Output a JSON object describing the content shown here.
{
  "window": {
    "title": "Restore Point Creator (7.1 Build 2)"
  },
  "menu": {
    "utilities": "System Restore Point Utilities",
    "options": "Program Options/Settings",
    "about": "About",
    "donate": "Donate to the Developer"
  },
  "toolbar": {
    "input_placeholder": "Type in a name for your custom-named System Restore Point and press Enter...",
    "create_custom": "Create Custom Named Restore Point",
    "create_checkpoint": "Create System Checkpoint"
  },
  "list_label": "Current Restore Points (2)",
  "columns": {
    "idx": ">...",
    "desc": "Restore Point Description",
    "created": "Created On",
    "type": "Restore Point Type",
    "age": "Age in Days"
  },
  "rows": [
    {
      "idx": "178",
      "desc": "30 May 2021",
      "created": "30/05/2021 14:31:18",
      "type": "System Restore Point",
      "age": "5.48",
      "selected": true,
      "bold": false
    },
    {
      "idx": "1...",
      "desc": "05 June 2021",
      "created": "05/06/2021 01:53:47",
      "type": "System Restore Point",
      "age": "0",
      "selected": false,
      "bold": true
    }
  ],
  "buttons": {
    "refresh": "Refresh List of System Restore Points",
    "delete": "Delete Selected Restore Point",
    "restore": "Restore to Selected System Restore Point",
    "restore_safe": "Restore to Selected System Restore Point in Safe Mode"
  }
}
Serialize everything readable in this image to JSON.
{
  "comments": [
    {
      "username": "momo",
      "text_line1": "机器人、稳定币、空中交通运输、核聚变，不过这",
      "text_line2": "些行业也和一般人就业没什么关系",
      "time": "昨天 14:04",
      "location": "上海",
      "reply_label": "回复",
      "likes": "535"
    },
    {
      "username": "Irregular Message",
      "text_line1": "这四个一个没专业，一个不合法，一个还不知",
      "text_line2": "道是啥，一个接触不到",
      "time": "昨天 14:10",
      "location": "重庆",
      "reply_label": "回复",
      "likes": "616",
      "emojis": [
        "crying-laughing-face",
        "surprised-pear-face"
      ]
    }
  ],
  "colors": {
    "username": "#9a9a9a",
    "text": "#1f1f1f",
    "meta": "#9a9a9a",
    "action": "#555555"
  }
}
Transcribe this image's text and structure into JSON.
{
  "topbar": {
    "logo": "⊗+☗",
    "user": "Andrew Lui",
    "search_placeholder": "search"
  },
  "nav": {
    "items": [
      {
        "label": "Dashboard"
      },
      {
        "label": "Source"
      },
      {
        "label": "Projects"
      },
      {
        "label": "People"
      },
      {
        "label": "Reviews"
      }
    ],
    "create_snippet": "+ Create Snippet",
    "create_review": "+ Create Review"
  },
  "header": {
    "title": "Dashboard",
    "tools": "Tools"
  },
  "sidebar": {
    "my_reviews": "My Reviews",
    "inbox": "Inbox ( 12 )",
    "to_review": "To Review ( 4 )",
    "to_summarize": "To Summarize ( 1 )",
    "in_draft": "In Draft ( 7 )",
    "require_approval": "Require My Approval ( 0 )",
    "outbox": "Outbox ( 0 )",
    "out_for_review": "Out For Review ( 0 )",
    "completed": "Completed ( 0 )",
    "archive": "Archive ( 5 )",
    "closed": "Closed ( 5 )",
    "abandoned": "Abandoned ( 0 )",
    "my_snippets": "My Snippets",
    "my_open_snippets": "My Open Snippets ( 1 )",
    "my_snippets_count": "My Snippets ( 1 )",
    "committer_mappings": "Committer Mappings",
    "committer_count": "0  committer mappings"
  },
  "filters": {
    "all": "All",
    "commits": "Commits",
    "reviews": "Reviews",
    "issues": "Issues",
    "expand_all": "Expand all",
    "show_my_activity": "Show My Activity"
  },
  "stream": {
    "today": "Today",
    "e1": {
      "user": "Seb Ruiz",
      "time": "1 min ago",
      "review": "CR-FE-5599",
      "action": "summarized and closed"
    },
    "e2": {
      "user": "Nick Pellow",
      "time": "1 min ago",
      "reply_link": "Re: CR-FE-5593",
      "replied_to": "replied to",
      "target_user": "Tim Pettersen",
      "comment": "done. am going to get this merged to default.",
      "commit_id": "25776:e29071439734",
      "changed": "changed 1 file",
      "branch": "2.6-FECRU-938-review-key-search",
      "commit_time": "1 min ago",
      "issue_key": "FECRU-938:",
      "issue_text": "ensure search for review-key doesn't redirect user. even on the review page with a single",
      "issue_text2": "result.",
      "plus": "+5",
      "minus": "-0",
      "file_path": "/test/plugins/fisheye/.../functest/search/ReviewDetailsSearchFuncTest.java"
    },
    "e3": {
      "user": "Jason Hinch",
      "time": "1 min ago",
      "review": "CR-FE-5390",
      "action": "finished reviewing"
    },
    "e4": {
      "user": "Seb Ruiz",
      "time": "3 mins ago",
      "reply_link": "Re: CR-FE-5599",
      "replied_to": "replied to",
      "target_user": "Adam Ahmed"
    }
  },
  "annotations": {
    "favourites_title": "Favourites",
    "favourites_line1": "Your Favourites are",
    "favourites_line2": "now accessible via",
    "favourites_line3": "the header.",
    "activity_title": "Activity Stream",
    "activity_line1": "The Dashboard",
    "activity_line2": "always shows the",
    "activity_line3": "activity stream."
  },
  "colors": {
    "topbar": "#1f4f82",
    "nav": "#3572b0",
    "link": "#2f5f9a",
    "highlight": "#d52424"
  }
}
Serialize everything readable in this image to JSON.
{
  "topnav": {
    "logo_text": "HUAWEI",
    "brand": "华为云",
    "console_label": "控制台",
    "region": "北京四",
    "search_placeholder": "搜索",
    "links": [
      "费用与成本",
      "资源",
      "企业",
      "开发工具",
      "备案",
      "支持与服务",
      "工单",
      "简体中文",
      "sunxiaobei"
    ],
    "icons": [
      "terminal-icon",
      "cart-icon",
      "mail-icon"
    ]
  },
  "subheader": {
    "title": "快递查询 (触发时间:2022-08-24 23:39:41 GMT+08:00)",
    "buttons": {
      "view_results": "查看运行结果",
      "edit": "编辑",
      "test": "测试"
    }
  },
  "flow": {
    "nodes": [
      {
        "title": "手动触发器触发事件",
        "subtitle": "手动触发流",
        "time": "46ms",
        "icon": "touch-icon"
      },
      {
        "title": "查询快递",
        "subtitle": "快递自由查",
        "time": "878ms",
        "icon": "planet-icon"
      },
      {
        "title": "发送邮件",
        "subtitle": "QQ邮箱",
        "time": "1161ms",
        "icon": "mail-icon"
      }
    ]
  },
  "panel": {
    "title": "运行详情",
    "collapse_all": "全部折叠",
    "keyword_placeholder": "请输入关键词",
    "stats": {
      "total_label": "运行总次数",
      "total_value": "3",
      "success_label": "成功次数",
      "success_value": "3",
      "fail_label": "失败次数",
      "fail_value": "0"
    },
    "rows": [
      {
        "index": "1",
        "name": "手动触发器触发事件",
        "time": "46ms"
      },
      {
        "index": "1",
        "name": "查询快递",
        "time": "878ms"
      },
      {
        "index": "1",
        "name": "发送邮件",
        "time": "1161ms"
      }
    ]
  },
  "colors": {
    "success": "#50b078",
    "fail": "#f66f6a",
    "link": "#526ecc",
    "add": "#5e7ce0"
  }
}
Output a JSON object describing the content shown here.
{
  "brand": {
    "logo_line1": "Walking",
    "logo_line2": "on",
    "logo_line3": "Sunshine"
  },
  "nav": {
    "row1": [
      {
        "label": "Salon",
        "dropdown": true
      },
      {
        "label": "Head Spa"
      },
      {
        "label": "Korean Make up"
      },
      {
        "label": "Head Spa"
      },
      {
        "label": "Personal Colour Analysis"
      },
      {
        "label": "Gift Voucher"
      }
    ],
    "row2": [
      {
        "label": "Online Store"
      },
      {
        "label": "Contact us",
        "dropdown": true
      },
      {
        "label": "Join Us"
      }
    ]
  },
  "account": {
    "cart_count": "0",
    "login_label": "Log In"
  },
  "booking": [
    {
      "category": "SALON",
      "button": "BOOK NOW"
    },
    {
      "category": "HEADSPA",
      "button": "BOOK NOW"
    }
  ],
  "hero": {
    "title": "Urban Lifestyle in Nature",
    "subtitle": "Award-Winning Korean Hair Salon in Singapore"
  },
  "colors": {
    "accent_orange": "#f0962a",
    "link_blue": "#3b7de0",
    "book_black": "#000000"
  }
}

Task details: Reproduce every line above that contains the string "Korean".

Response for this exercise:
        "label": "Korean Make up"
    "subtitle": "Award-Winning Korean Hair Salon in Singapore"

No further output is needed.